Now, some might say there’s no way Trump would consider something so vile, something so craven, that he’ll blink if the RNC and Reince Priebus pull the trigger, but this is the first candidate in American history, save for Richard Nixon, who would rather let the country destruct than see it go on without him.
We know Hillary Clinton is going to be the Democratic nominee for President of the United States of America, but we don’t know when and we don’t know what shape she’ll be in when she gets there.
As of the writing of this article we’re still not sure who won Missouri. Last week, in what many hyperbolics have called “the greatest upset in American political history,” Bernie Sanders took the state of Michigan, a victory which led the political media to clutch its pearls and gasp audibly on live television.
But she won.
But she’s going to win.
But she’s gaining momentum.
And not so fast.
Clinton’s difficulty with Sanders has exposed a great hole in her flank and it’s not what most people think it is. Sure, she’s hemorrhaging with self-identified liberals and far-left activists, not to mention the students and young voters as a whole, but she’s suffering the worst in the so-called Rust Belt states, those places that have been hit the hardest by recession after recession, particularly those that have been irreversibly damaged by one bad trade deal after another.
Sanders’ message of income inequality has done a great deal of damage, but it’s been his opposition to those very trade deals that have made the biggest difference in these contests. These are voters who have been left behind by the advent of globalism and free-trade, both of which were ushered in by former-president Bill Clinton and championed by Hillary. Whether they listen to political talk radio or watch cable news, these are voters who aren’t necessarily dictated by tradewinds and vote more out of anger than the politics of the personal.

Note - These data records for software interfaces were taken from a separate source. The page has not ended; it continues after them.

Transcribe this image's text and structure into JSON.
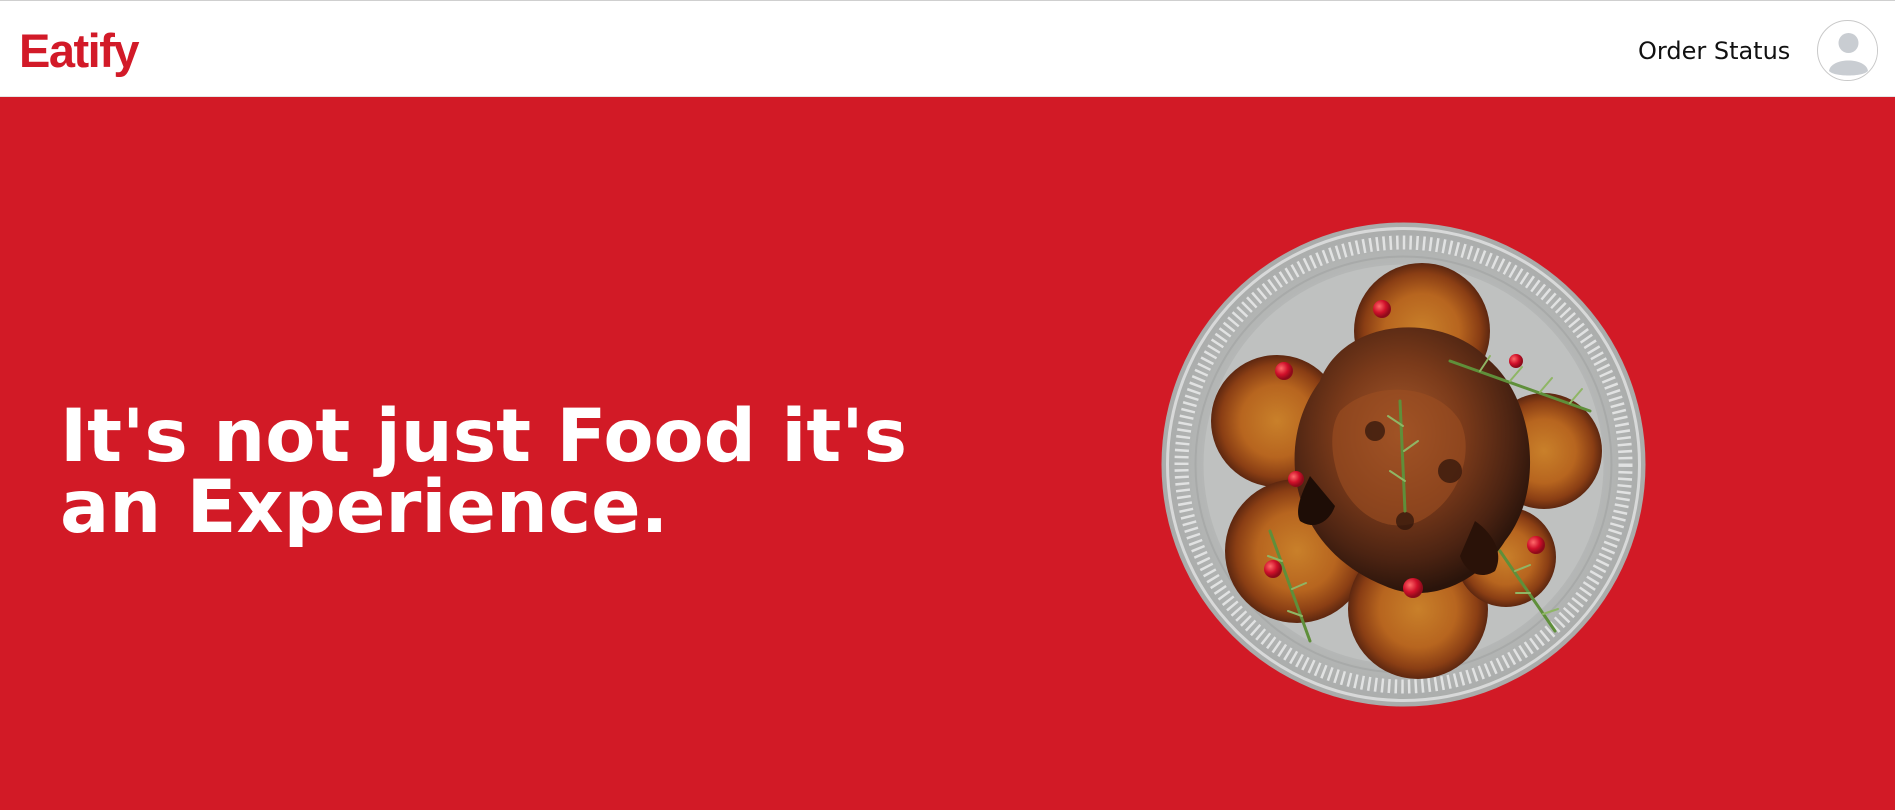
{
  "header": {
    "brand": "Eatify",
    "nav": {
      "order_status_label": "Order Status"
    },
    "avatar_icon": "user-avatar-icon"
  },
  "hero": {
    "headline": "It's not just Food it's an Experience.",
    "image_icon": "roast-chicken-plate",
    "background_color": "#d21a26"
  },
  "colors": {
    "brand": "#d21a28",
    "hero_background": "#d21a26",
    "header_background": "#ffffff",
    "text_dark": "#111111"
  }
}
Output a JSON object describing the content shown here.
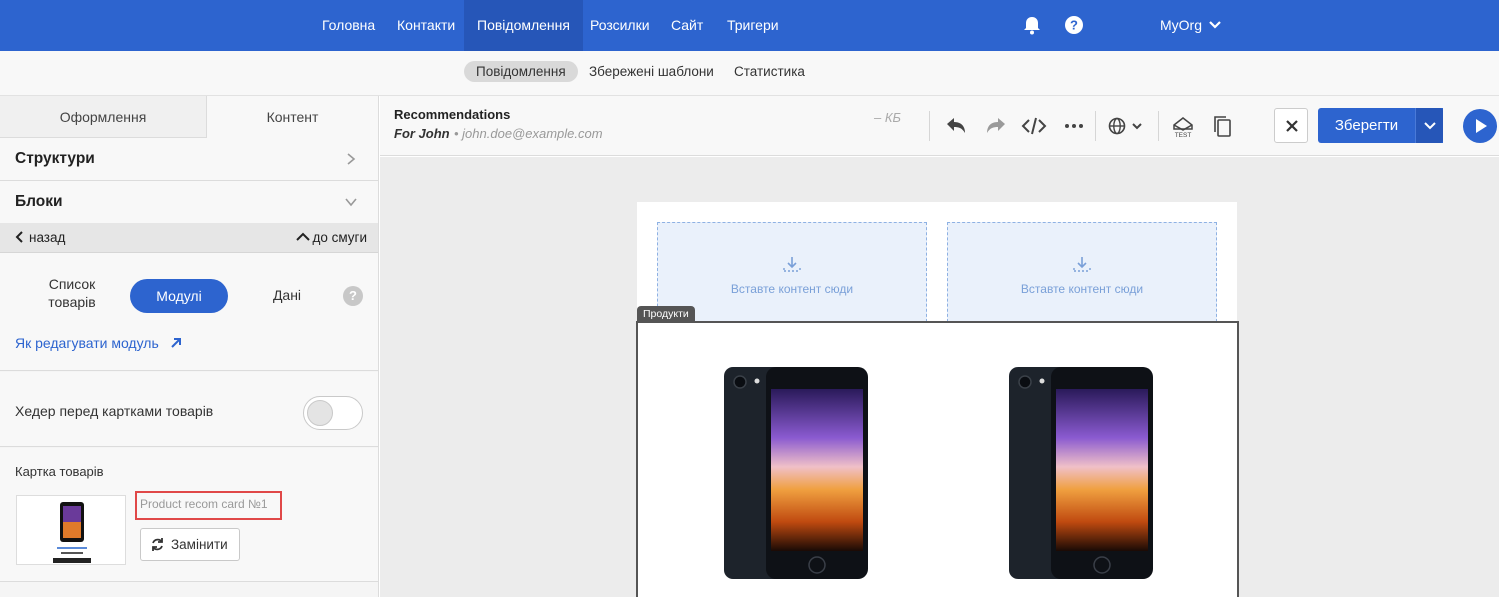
{
  "topnav": {
    "items": [
      "Головна",
      "Контакти",
      "Повідомлення",
      "Розсилки",
      "Сайт",
      "Тригери"
    ],
    "active": "Повідомлення",
    "org": "MyOrg",
    "icons": [
      "bell-icon",
      "help-icon",
      "chevron-down-icon"
    ]
  },
  "subnav": {
    "items": [
      "Повідомлення",
      "Збережені шаблони",
      "Статистика"
    ],
    "active": "Повідомлення"
  },
  "left": {
    "tabs": [
      "Оформлення",
      "Контент"
    ],
    "sections": [
      "Структури",
      "Блоки"
    ],
    "back": "назад",
    "to_strip": "до смуги",
    "modes": {
      "list": "Список товарів",
      "modules": "Модулі",
      "data": "Дані"
    },
    "help": "?",
    "link": "Як редагувати модуль",
    "header_before_cards": "Хедер перед картками товарів",
    "header_toggle_on": false,
    "product_card_label": "Картка товарів",
    "card_name": "Product recom card №1",
    "replace": "Замінити"
  },
  "editor": {
    "name": "Recommendations",
    "for": "For John",
    "email": "john.doe@example.com",
    "size": "– КБ",
    "tools": [
      "undo-icon",
      "redo-icon",
      "code-icon",
      "more-icon",
      "globe-icon",
      "test-icon",
      "copy-icon"
    ],
    "test_label": "TEST",
    "save": "Зберегти"
  },
  "canvas": {
    "drop_text": "Вставте контент сюди",
    "products_tag": "Продукти"
  },
  "colors": {
    "brand": "#2d64cf",
    "highlight": "#e04848"
  }
}
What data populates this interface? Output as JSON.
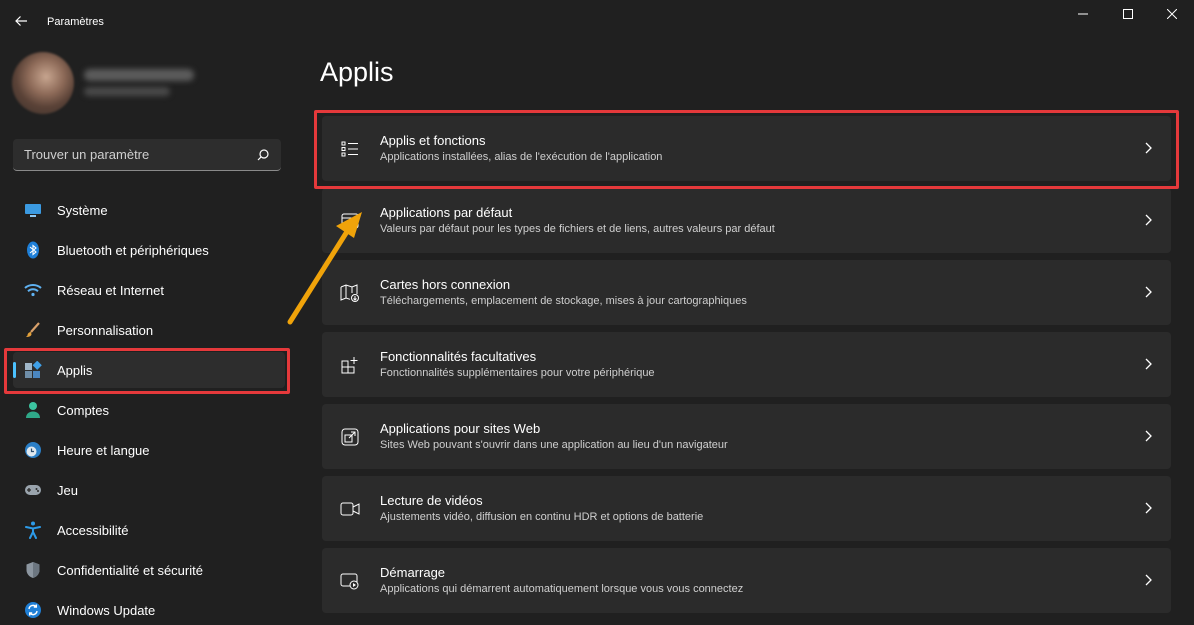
{
  "window": {
    "title": "Paramètres",
    "controls": {
      "minimize": "minimize-icon",
      "maximize": "maximize-icon",
      "close": "close-icon"
    }
  },
  "search": {
    "placeholder": "Trouver un paramètre"
  },
  "sidebar": {
    "items": [
      {
        "label": "Système",
        "icon": "monitor-icon"
      },
      {
        "label": "Bluetooth et périphériques",
        "icon": "bluetooth-icon"
      },
      {
        "label": "Réseau et Internet",
        "icon": "wifi-icon"
      },
      {
        "label": "Personnalisation",
        "icon": "brush-icon"
      },
      {
        "label": "Applis",
        "icon": "apps-icon",
        "selected": true
      },
      {
        "label": "Comptes",
        "icon": "person-icon"
      },
      {
        "label": "Heure et langue",
        "icon": "globe-clock-icon"
      },
      {
        "label": "Jeu",
        "icon": "gamepad-icon"
      },
      {
        "label": "Accessibilité",
        "icon": "accessibility-icon"
      },
      {
        "label": "Confidentialité et sécurité",
        "icon": "shield-icon"
      },
      {
        "label": "Windows Update",
        "icon": "update-icon"
      }
    ]
  },
  "main": {
    "title": "Applis",
    "cards": [
      {
        "title": "Applis et fonctions",
        "subtitle": "Applications installées, alias de l'exécution de l'application",
        "icon": "list-icon"
      },
      {
        "title": "Applications par défaut",
        "subtitle": "Valeurs par défaut pour les types de fichiers et de liens, autres valeurs par défaut",
        "icon": "default-apps-icon"
      },
      {
        "title": "Cartes hors connexion",
        "subtitle": "Téléchargements, emplacement de stockage, mises à jour cartographiques",
        "icon": "map-download-icon"
      },
      {
        "title": "Fonctionnalités facultatives",
        "subtitle": "Fonctionnalités supplémentaires pour votre périphérique",
        "icon": "add-grid-icon"
      },
      {
        "title": "Applications pour sites Web",
        "subtitle": "Sites Web pouvant s'ouvrir dans une application au lieu d'un navigateur",
        "icon": "open-in-app-icon"
      },
      {
        "title": "Lecture de vidéos",
        "subtitle": "Ajustements vidéo, diffusion en continu HDR et options de batterie",
        "icon": "video-icon"
      },
      {
        "title": "Démarrage",
        "subtitle": "Applications qui démarrent automatiquement lorsque vous vous connectez",
        "icon": "startup-icon"
      }
    ]
  },
  "colors": {
    "accent": "#4cc2ff",
    "highlight": "#e5393b",
    "arrow": "#f0a30a"
  }
}
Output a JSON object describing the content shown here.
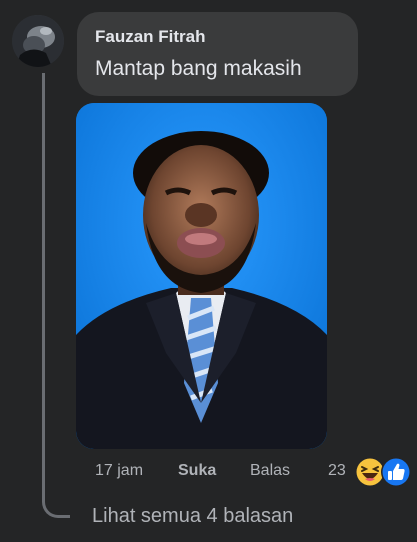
{
  "comment": {
    "author": "Fauzan Fitrah",
    "text": "Mantap bang makasih",
    "photo_alt": "photo",
    "time": "17 jam",
    "like_label": "Suka",
    "reply_label": "Balas",
    "reaction_count": "23",
    "reaction_icons": [
      "haha-icon",
      "like-icon"
    ]
  },
  "thread": {
    "see_all_label": "Lihat semua 4 balasan"
  },
  "colors": {
    "background": "#242526",
    "bubble": "#3a3b3c",
    "text_primary": "#e4e6eb",
    "text_secondary": "#b0b3b8",
    "photo_background": "#0b7be0",
    "like_blue": "#1877f2"
  }
}
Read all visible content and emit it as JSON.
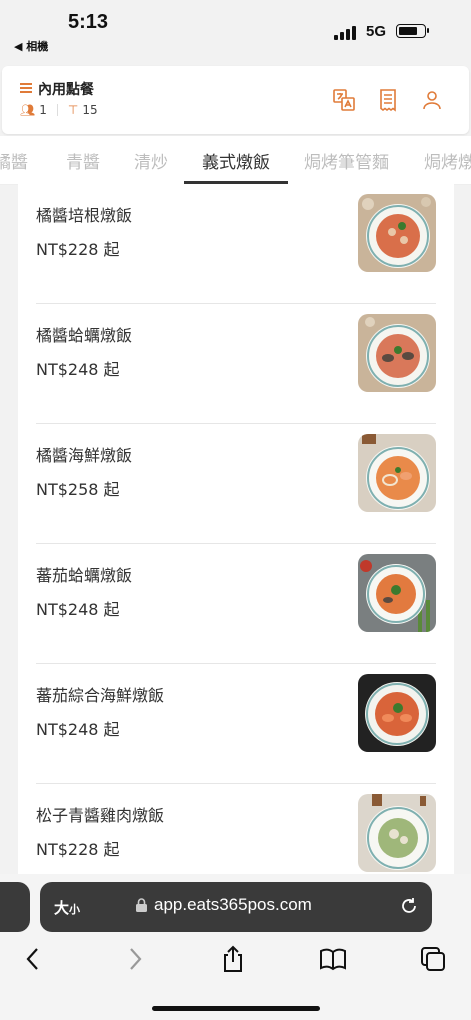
{
  "status_bar": {
    "time": "5:13",
    "back_label": "◀ 相機",
    "network": "5G"
  },
  "header": {
    "title": "內用點餐",
    "guests": "1",
    "table": "15",
    "icons": [
      "translate-icon",
      "receipt-icon",
      "user-icon"
    ]
  },
  "tabs": [
    {
      "label": "橘醬"
    },
    {
      "label": "青醬"
    },
    {
      "label": "清炒"
    },
    {
      "label": "義式燉飯",
      "active": true
    },
    {
      "label": "焗烤筆管麵"
    },
    {
      "label": "焗烤燉"
    }
  ],
  "menu_items": [
    {
      "name": "橘醬培根燉飯",
      "price": "NT$228 起"
    },
    {
      "name": "橘醬蛤蠣燉飯",
      "price": "NT$248 起"
    },
    {
      "name": "橘醬海鮮燉飯",
      "price": "NT$258 起"
    },
    {
      "name": "蕃茄蛤蠣燉飯",
      "price": "NT$248 起"
    },
    {
      "name": "蕃茄綜合海鮮燉飯",
      "price": "NT$248 起"
    },
    {
      "name": "松子青醬雞肉燉飯",
      "price": "NT$228 起"
    }
  ],
  "browser": {
    "text_size_label": "大",
    "text_size_small": "小",
    "url": "app.eats365pos.com"
  },
  "colors": {
    "accent": "#e07b39",
    "text": "#333333",
    "inactive_tab": "#bdbdbd"
  }
}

And, you guessed it, these are the voters for support Donald Trump.
There are no numbers in the equation that show they will necessarily crossover from Sanders to Hillary, especially in an election with Trump posing as populist, a rhetoric he’s been trying on more and more as he’s essentially locked up his nomination. His supporters have been looking for an outsider to successfully voice their rage against the political establishment, a cabal that has no better avatar than the Clintons. His, and Sanders as well, is a base that has been culled from the constituency at-large and formed into a malleable yet undeniable class of voters who are more concerned with actual economic change than social or security issues.
If that isn’t enough to scare the Clinton campaign, the schedule in front of her must do the trick. Sanders isn’t going anywhere, at least not anytime soon. He’s going to compete in the majority of remaining contests, and with his success so far in the Midwest there’s a possibility he could still take Indiana, Wisconsin, and could even pick up western outliers like Idaho, Arizona, New Mexico, and, this is a stretch, sure, California. Each victory would serve as further reminder of just how vulnerable Clinton is, a reminder that will sap time and resources the Clinton campaign could be using to tee off on Trump and pad their tired war chest.
The good news is, after tonight, she can sleep easily knowing the nomination is hers and in November she’ll be fighting for the White House.
What we don’t know is what shape she’ll be in when she gets there.
Photo/Illustration by DonkeyHotey